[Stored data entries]
==========

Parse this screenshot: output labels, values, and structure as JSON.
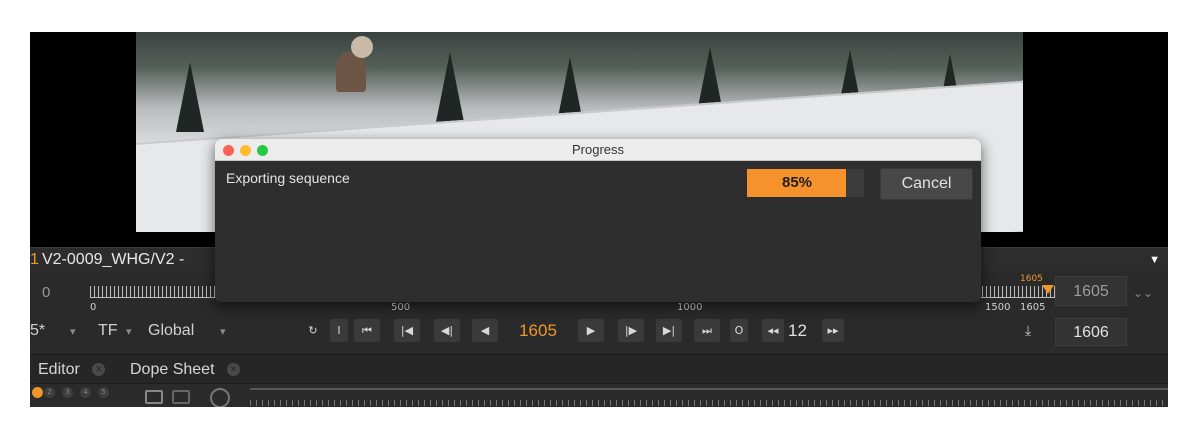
{
  "dialog": {
    "title": "Progress",
    "message": "Exporting sequence",
    "progress_percent": 85,
    "progress_label": "85%",
    "cancel_label": "Cancel"
  },
  "viewer": {
    "frame_index": "1",
    "sequence_name": "V2-0009_WHG/V2 -"
  },
  "timeline": {
    "start_value": "0",
    "ticks": [
      "0",
      "500",
      "1000",
      "1500",
      "1605"
    ],
    "cursor_label": "1605",
    "end_frame": "1605"
  },
  "transport": {
    "left_partial": "5*",
    "tf_label": "TF",
    "scope_label": "Global",
    "in_button": "I",
    "out_button": "O",
    "current_frame": "1605",
    "fps": "12",
    "out_frame": "1606"
  },
  "tabs": [
    {
      "label": "Editor"
    },
    {
      "label": "Dope Sheet"
    }
  ],
  "bottom_numbers": [
    "2",
    "3",
    "4",
    "5"
  ],
  "colors": {
    "accent": "#f0962a",
    "progress": "#f5922b",
    "close_red": "#ff5f57",
    "minimize_yellow": "#febc2e",
    "zoom_green": "#28c840"
  }
}
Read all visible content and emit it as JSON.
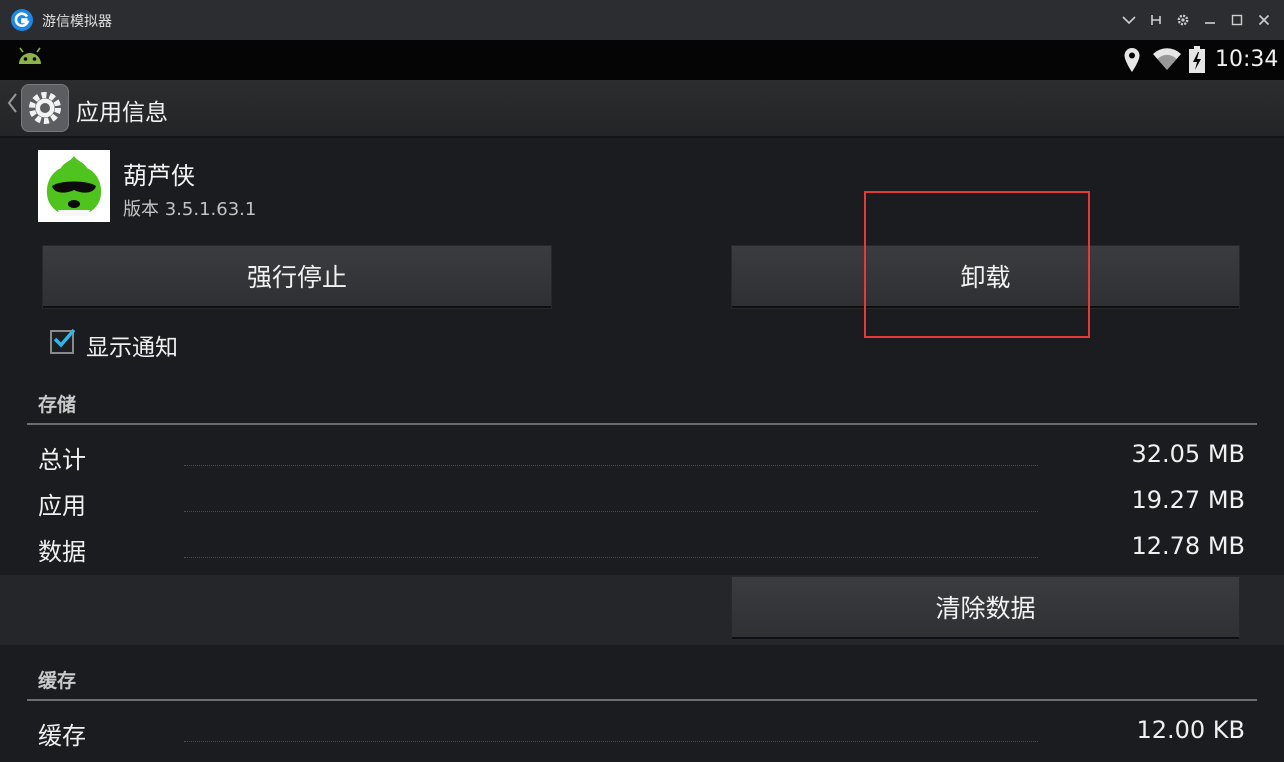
{
  "window": {
    "title": "游信模拟器",
    "controls": [
      "chevron-down",
      "pin",
      "settings",
      "minimize",
      "maximize",
      "close"
    ]
  },
  "statusbar": {
    "time": "10:34"
  },
  "actionbar": {
    "title": "应用信息"
  },
  "app": {
    "name": "葫芦侠",
    "version": "版本 3.5.1.63.1"
  },
  "buttons": {
    "force_stop": "强行停止",
    "uninstall": "卸载",
    "clear_data": "清除数据"
  },
  "notification": {
    "label": "显示通知",
    "checked": true
  },
  "storage": {
    "header": "存储",
    "rows": [
      {
        "label": "总计",
        "value": "32.05 MB"
      },
      {
        "label": "应用",
        "value": "19.27 MB"
      },
      {
        "label": "数据",
        "value": "12.78 MB"
      }
    ]
  },
  "cache": {
    "header": "缓存",
    "rows": [
      {
        "label": "缓存",
        "value": "12.00 KB"
      }
    ]
  },
  "colors": {
    "accent_check": "#33b5e5",
    "highlight_box": "#e53a3a",
    "app_icon_green": "#4fc31e"
  }
}
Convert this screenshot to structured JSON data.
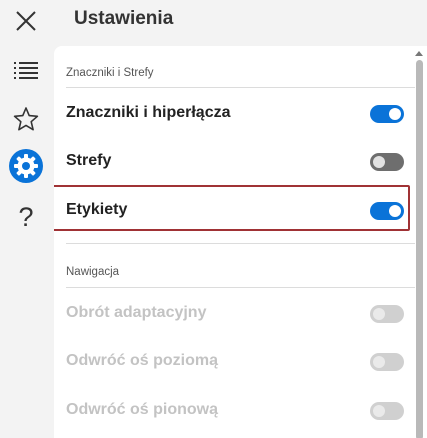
{
  "header": {
    "title": "Ustawienia"
  },
  "rail": {
    "close_icon": "close-icon",
    "list_icon": "list-icon",
    "favorites_icon": "star-icon",
    "settings_icon": "gear-icon",
    "help_icon": "question-icon",
    "active_color": "#0a73d8"
  },
  "sections": [
    {
      "label": "Znaczniki i Strefy",
      "items": [
        {
          "label": "Znaczniki i hiperłącza",
          "state": "on"
        },
        {
          "label": "Strefy",
          "state": "off"
        },
        {
          "label": "Etykiety",
          "state": "on",
          "highlighted": true
        }
      ]
    },
    {
      "label": "Nawigacja",
      "items": [
        {
          "label": "Obrót adaptacyjny",
          "state": "disabled"
        },
        {
          "label": "Odwróć oś poziomą",
          "state": "disabled"
        },
        {
          "label": "Odwróć oś pionową",
          "state": "disabled"
        }
      ]
    }
  ],
  "colors": {
    "toggle_on": "#0a73d8",
    "toggle_off": "#6e6e6e",
    "highlight_border": "#a03235"
  }
}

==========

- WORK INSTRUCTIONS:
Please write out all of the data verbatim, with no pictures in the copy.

- SOLUTION TO THIS EXERCISE:
Parse this screenshot: output labels, values, and structure as JSON.
{
  "dialog": {
    "title": "Progress",
    "message": "Exporting sequence",
    "progress_percent": 85,
    "progress_label": "85%",
    "cancel_label": "Cancel"
  },
  "viewer": {
    "frame_index": "1",
    "sequence_name": "V2-0009_WHG/V2 -"
  },
  "timeline": {
    "start_value": "0",
    "ticks": [
      "0",
      "500",
      "1000",
      "1500",
      "1605"
    ],
    "cursor_label": "1605",
    "end_frame": "1605"
  },
  "transport": {
    "left_partial": "5*",
    "tf_label": "TF",
    "scope_label": "Global",
    "in_button": "I",
    "out_button": "O",
    "current_frame": "1605",
    "fps": "12",
    "out_frame": "1606"
  },
  "tabs": [
    {
      "label": "Editor"
    },
    {
      "label": "Dope Sheet"
    }
  ],
  "bottom_numbers": [
    "2",
    "3",
    "4",
    "5"
  ],
  "colors": {
    "accent": "#f0962a",
    "progress": "#f5922b",
    "close_red": "#ff5f57",
    "minimize_yellow": "#febc2e",
    "zoom_green": "#28c840"
  }
}
Read all visible content and emit it as JSON.
{
  "window": {
    "title": "游信模拟器",
    "controls": [
      "chevron-down",
      "pin",
      "settings",
      "minimize",
      "maximize",
      "close"
    ]
  },
  "statusbar": {
    "time": "10:34"
  },
  "actionbar": {
    "title": "应用信息"
  },
  "app": {
    "name": "葫芦侠",
    "version": "版本 3.5.1.63.1"
  },
  "buttons": {
    "force_stop": "强行停止",
    "uninstall": "卸载",
    "clear_data": "清除数据"
  },
  "notification": {
    "label": "显示通知",
    "checked": true
  },
  "storage": {
    "header": "存储",
    "rows": [
      {
        "label": "总计",
        "value": "32.05 MB"
      },
      {
        "label": "应用",
        "value": "19.27 MB"
      },
      {
        "label": "数据",
        "value": "12.78 MB"
      }
    ]
  },
  "cache": {
    "header": "缓存",
    "rows": [
      {
        "label": "缓存",
        "value": "12.00 KB"
      }
    ]
  },
  "colors": {
    "accent_check": "#33b5e5",
    "highlight_box": "#e53a3a",
    "app_icon_green": "#4fc31e"
  }
}
Convert this screenshot to structured JSON data.
{
  "header": {
    "title": "Ustawienia"
  },
  "rail": {
    "close_icon": "close-icon",
    "list_icon": "list-icon",
    "favorites_icon": "star-icon",
    "settings_icon": "gear-icon",
    "help_icon": "question-icon",
    "active_color": "#0a73d8"
  },
  "sections": [
    {
      "label": "Znaczniki i Strefy",
      "items": [
        {
          "label": "Znaczniki i hiperłącza",
          "state": "on"
        },
        {
          "label": "Strefy",
          "state": "off"
        },
        {
          "label": "Etykiety",
          "state": "on",
          "highlighted": true
        }
      ]
    },
    {
      "label": "Nawigacja",
      "items": [
        {
          "label": "Obrót adaptacyjny",
          "state": "disabled"
        },
        {
          "label": "Odwróć oś poziomą",
          "state": "disabled"
        },
        {
          "label": "Odwróć oś pionową",
          "state": "disabled"
        }
      ]
    }
  ],
  "colors": {
    "toggle_on": "#0a73d8",
    "toggle_off": "#6e6e6e",
    "highlight_border": "#a03235"
  }
}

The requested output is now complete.